I’d guess that asking why you were downvoted makes other people think about why you were downvoted, and hence think about voting you up or down, which both overrides the previous vote since people vote to move numbers towards where they think they should be and also changes the mix of voters.
Doesn’t the publicity condition allow you to make statements like “If you have the skills to do A then do A, otherwise do B”? Similarly, to solve the case where everyone was just like you, a code can alter itself in the case that publicity cares about: “If X percent of agents are using this code, do Y, otherwise do Z.” It seems sensible to alter your behavior in both cases, even if it feels like dodging the condition.
I think you have to take the 5k. The only way it doesn’t leave everyone better off and save lives is if you don’t actually believe your prior of >99%, in which case update your prior. I don’t see how what he does in another room matters. Any reputational effects are overwhelmed by the ability to save thousands of lives.
However, I also don’t see how you can cooperate in a true one-time prisoner’s dilemma without some form of cheating. The true PD presumes that I don’t care at all about the other side of the matrix, so assuming there isn’t some hidden reason to prefer co-operation—there are no reputational effects personally or generally, no one can read or reconstruct my mind, etc—why not just cover the other side’s payoffs? The payoff looks a lot like this: C → X, D → X+1, where X is unknown.

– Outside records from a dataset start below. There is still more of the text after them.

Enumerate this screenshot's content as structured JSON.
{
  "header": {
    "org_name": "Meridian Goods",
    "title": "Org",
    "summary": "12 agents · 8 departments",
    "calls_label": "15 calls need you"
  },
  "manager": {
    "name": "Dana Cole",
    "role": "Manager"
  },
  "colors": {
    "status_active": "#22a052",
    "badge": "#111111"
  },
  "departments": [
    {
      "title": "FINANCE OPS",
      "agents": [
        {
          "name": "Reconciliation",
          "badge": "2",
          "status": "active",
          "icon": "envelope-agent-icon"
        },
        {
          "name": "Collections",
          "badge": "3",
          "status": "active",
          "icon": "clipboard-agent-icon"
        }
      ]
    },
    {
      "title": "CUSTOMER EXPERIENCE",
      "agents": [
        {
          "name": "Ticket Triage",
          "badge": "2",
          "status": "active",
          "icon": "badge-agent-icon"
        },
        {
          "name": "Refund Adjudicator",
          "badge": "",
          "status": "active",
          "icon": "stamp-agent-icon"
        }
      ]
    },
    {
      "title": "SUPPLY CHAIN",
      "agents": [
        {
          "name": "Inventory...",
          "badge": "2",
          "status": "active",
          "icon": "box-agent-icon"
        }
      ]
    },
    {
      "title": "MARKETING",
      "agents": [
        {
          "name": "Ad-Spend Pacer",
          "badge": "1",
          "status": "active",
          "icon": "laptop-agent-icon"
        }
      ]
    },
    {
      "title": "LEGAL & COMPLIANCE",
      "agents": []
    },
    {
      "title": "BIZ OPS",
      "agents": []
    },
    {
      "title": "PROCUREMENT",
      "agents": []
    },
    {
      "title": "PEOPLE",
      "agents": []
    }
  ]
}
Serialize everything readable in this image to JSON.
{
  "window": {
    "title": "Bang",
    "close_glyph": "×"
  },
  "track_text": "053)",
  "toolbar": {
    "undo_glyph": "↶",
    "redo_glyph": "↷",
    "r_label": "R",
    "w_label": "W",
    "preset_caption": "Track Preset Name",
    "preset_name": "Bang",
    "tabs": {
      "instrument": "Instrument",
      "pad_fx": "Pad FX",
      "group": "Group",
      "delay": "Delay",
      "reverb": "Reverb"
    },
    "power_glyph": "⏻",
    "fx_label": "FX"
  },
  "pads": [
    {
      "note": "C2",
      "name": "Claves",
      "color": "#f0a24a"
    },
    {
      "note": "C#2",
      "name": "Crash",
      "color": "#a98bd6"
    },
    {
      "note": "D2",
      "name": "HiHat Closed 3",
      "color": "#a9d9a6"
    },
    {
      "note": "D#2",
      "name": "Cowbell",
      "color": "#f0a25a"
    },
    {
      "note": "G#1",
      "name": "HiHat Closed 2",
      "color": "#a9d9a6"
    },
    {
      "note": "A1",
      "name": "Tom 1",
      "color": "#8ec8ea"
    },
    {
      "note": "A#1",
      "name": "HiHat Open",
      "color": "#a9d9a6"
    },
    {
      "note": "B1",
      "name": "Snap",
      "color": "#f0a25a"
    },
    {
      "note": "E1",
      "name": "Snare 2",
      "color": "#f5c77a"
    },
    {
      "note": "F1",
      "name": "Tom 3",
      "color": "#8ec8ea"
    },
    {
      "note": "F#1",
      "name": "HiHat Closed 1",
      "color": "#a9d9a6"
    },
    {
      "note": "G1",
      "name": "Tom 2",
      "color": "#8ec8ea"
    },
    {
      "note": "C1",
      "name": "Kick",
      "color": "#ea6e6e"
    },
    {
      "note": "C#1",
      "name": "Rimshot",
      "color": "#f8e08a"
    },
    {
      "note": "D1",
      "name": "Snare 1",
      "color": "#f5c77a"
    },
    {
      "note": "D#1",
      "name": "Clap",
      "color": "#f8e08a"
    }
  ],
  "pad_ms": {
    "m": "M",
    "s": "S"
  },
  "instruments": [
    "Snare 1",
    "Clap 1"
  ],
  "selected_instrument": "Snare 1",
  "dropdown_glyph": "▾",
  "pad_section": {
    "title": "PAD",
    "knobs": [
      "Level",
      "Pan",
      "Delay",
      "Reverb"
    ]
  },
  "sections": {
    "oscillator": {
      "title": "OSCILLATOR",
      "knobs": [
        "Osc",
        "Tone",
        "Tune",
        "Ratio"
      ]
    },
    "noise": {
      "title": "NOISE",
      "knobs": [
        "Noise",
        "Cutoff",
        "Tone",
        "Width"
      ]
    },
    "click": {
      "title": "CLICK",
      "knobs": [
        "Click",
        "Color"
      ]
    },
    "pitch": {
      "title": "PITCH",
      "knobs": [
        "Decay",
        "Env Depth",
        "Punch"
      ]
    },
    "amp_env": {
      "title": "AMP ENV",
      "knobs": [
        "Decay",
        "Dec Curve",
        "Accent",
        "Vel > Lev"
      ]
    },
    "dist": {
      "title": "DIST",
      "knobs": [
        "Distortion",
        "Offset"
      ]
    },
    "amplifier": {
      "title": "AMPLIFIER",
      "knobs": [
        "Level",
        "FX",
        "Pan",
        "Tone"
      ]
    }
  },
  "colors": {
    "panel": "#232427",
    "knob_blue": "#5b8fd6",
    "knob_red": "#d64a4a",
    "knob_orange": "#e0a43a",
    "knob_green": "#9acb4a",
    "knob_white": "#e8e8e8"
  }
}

Also, as a fun side observation, this sounds suspiciously like a test designed to figure out which of us actually thinks we’re >99% once we take into account the other opinion and which of us is only >99% before we take into account the other opinion. Dr. House might be thinking that if we order 15k of either medicine that one is right often enough that his work here is done. I’d have to assign that p>0.01, as it’s actually a less evil option than taking him at face value. But I’m presuming that’s not the case and we can trust the scenario as written.
Seems simple enough to me, too, as my answer yesterday implied. The probability the Earth is that young is close enough to 0 that it doesn’t factor into my utility calculations, so Omega is asking me if I want to save a billion people. Do whatever you have to do to convince him, then save a billion people.
What makes us assume this? I get why in examples where you can see each others’ source code this can be the case, and I do one-box on Newcomb where a similar situation is given, but I don’t see how we can presume that there is this kind of instrumental value. All we know about this person is he is a flat earther, and I don’t see how this corresponds to such efficient lie detection in both directions for both of us.
Obviously if we had a tangible precommitment option that was sufficient when a billion lives were at stake, I would take it. And I agree that if the payoffs were 1 person vs. 2 billion people on both sides, this would be a risk I’d be willing to take. But I don’t see how we can suppose that the correspondance between “he thinks I will choose C if he agrees to choose C, and in fact then chooses C” and “I actually intend to choose C if he agrees to choose C” is not all that high. If the flat Earther in question is the person on whom they based Dr. Cal Lightman I still don’t choose C because I’d feel that even if he believed me he’d probably choose D anyway. Do you think mosthumans are this good at lie detection (I know that I am not), and if so do you have evidence for it?